The Nantucket bay scallops I purchased from Browne Trading Co. were so sweet, it was hard to believe they weren’t soaked in honey. The cultured Taylor bay scallops were much earthier by contrast, marrying well with garlic, hot pepper flakes, olive oil and white wine. Chinese bay scallops smelled and tasted like something not produced in nature.
Perhaps more than any other seafood, scallops are the chameleons of the sea, which is why chefs use them in so many ways. At Brannan’s Grill in Calistoga, Calif., Executive Chef Steve Atkins pairs seared sea scallops with sautéed wild mushrooms, pureed garnet yams and a sweet corn sauce. Joe Fortunato, chef at The Tonic in New York, makes an appetizer of caramelized sea scallops, merguez sausage, polenta, and red grape and black olive salad. “There are a lot of extreme flavors in the dish but the scallops don’t get lost,” he says.
The simplest way to cook sea scallops is to sear them in a hot pan in a small amount of oil, 2 to 3 minutes on one side, then another 30 seconds to one minute on the other, depending on size. If you like your scallops breaded and fried (perhaps with a side of fries and coleslaw), Mitchell suggests soaking them in beaten eggs and milk for a half hour before breading.
Many white wines pair well with scallops. What you choose depends on how you’re preparing them. My favorites were French Chablis, Vouvray and Graves and German Riesling Kabinett. For particularly rich presentations, try a vintage Champagne.
Aggressive conservation has helped to make supplies of sea scallops abundant and to keep prices down, except for diver scallops, of course. But they’re worth the steep price, especially if someone other than me is diving for them.
How to Get it
- Browne Trading Company, Portland, Maine, 800-944-7848, www.browne-trading.com
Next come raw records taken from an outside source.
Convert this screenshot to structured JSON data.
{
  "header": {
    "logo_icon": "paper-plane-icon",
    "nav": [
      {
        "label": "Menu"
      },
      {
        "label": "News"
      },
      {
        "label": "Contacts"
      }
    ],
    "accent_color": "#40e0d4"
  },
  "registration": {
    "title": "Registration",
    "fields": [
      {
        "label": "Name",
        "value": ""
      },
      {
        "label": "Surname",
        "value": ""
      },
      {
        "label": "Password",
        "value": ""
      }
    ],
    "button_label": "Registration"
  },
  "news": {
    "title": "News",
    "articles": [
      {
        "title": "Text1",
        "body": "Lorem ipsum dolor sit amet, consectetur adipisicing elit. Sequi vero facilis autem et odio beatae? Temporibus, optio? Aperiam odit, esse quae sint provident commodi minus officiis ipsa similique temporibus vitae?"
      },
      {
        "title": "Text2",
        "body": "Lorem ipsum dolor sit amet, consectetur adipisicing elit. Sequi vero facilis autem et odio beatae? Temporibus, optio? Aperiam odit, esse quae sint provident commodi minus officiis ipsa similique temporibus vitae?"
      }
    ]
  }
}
- Citarella, New York, NY, 866-248-2735, www.citarella.com
- Farm 2 Market, Roscoe, NY, 800-663-4326 farm-2-market.com
This article first appeared in the Wine Spectator magazine.